Vector3 position_error = state_msg.position - predicted_state.position;
float rotation_error = 1.f - Quaternion.Dot(state_msg.rotation, predicted_state.rotation);

if (position_error.sqrMagnitude > 0.0000001f ||
rotation_error > 0.00001f)
{
Rigidbody player_rigidbody = player.GetComponent<Rigidbody>();

// capture the current predicted pos for smoothing
Vector3 prev_pos = player_rigidbody.position + this.client_pos_error;
Quaternion prev_rot = player_rigidbody.rotation * this.client_rot_error;

// rewind & replay
player_rigidbody.position = state_msg.position;
player_rigidbody.rotation = state_msg.rotation;
player_rigidbody.velocity = state_msg.velocity;
player_rigidbody.angularVelocity = state_msg.angular_velocity;

uint rewind_tick_number = state_msg.tick_number;
while (rewind_tick_number < this.tick_number)
{
buffer_slot = rewind_tick_number % c_client_buffer_size;
this.client_input_buffer[buffer_slot] = inputs;
this.client_state_buffer[buffer_slot].position = player_rigidbody.position;
this.client_state_buffer[buffer_slot].rotation = player_rigidbody.rotation;

Physics.Simulate(Time.fixedDeltaTime);

++rewind_tick_number;
}

// if more than 2ms apart, just snap
if ((prev_pos - player_rigidbody.position).sqrMagnitude >= 4.0f)
{
this.client_pos_error = Vector3.zero;
this.client_rot_error = Quaternion.identity;
}
else
{
this.client_pos_error = prev_pos - player_rigidbody.position;
this.client_rot_error = Quaternion.Inverse(player_rigidbody.rotation) * prev_rot;
}
}


When a misprediction occurs, the client keeps track of the difference in position/rotation after the correction. If the total distance of position correction is greater than 2 metres then it just snaps - that'll look pretty bad being smoothed anyway, best just get back on track ASAP.

this.client_pos_error *= 0.9f;
this.client_rot_error = Quaternion.Slerp(this.client_rot_error, Quaternion.identity, 0.1f);

this.smoothed_client_player.transform.position = player_rigidbody.position + this.client_pos_error;
this.smoothed_client_player.transform.rotation = player_rigidbody.rotation * this.client_rot_error;
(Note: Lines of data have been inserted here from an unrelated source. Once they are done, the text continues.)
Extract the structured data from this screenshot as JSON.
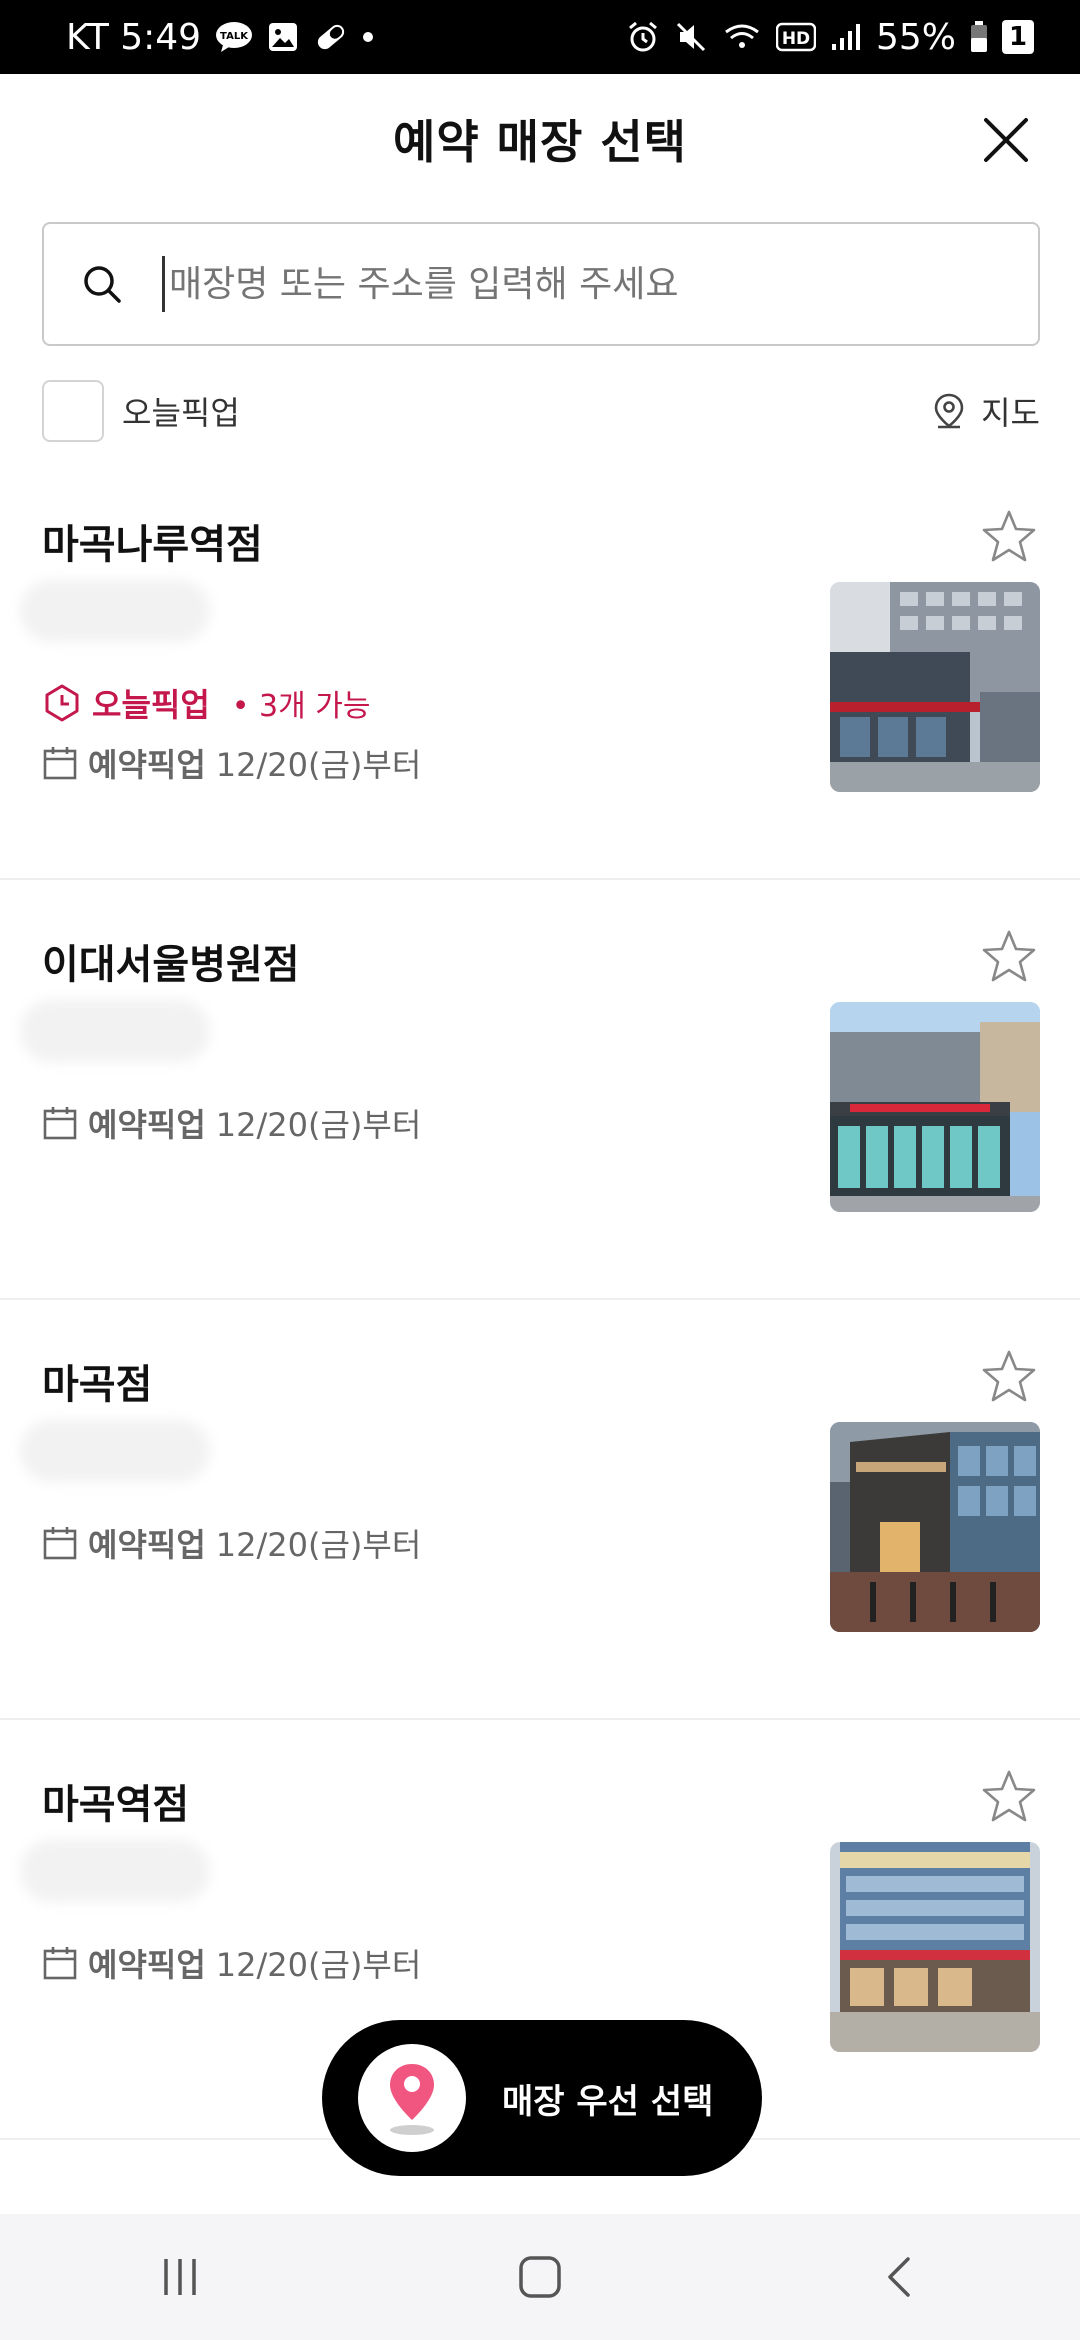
{
  "status_bar": {
    "carrier_time": "KT 5:49",
    "battery": "55%",
    "battery_extra": "1",
    "hd_label": "HD"
  },
  "header": {
    "title": "예약 매장 선택"
  },
  "search": {
    "placeholder": "매장명 또는 주소를 입력해 주세요"
  },
  "filter": {
    "today_pickup_label": "오늘픽업",
    "map_label": "지도"
  },
  "stores": [
    {
      "name": "마곡나루역점",
      "today_pickup": "오늘픽업",
      "today_pickup_avail": "• 3개 가능",
      "reserve_pickup": "예약픽업",
      "reserve_date": "12/20(금)부터"
    },
    {
      "name": "이대서울병원점",
      "reserve_pickup": "예약픽업",
      "reserve_date": "12/20(금)부터"
    },
    {
      "name": "마곡점",
      "reserve_pickup": "예약픽업",
      "reserve_date": "12/20(금)부터"
    },
    {
      "name": "마곡역점",
      "reserve_pickup": "예약픽업",
      "reserve_date": "12/20(금)부터"
    }
  ],
  "float_button": {
    "label": "매장 우선 선택"
  },
  "colors": {
    "accent": "#c4184d",
    "pin": "#f0567f"
  }
}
Each frame the client lerps/slerps towards the correct position/rotation by 10%, the usual exponential moving average approach. This isn't frame rate independent, but it will do for the purposes of this demo.

250ms latency
10% packet loss
Without smoothing, corrections are very noticeable

250ms latency
10% packet loss
With smoothing, corrections are much harder to spot

The end result works pretty well - I'd like to try making a version of this that actually sends packets rather than all the fakery, but it's at least a proof of concept for doing client-side prediction, of proper physics objects, with Unity, without having to resort to physics plugins and the like.